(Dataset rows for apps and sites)
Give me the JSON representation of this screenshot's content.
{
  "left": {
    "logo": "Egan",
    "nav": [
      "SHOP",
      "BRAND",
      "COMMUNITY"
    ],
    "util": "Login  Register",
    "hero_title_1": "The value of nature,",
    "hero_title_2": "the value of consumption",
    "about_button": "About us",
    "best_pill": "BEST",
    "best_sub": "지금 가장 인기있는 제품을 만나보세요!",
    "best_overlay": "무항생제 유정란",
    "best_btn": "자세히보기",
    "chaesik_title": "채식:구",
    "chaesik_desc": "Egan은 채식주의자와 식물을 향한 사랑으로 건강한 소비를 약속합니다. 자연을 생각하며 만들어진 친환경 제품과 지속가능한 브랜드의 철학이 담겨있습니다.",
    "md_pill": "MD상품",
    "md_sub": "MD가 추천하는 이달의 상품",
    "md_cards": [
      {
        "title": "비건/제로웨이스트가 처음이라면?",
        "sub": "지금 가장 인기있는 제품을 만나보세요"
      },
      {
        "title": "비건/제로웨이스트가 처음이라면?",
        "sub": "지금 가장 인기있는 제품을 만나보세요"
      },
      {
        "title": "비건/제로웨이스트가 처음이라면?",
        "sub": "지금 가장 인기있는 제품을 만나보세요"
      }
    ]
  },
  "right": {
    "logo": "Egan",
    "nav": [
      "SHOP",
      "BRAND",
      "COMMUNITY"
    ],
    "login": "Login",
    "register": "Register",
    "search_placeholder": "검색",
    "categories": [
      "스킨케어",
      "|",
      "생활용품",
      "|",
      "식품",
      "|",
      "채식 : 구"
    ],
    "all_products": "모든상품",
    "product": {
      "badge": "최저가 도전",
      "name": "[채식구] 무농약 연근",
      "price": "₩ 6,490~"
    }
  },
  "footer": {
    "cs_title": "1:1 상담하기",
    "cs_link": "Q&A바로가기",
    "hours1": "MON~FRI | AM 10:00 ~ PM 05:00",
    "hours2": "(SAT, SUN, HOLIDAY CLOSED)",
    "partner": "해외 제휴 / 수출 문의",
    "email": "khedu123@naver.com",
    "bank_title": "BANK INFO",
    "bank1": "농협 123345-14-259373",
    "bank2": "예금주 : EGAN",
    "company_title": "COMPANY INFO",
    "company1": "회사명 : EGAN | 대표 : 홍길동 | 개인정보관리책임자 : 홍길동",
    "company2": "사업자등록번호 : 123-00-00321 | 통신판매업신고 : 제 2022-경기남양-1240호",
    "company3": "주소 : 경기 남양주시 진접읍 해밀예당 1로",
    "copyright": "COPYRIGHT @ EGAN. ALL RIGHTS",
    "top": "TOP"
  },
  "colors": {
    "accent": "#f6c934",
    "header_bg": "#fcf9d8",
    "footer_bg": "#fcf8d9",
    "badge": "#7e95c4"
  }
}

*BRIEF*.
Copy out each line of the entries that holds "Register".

*EXERCISE RESULT*.
    "util": "Login  Register",
    "register": "Register",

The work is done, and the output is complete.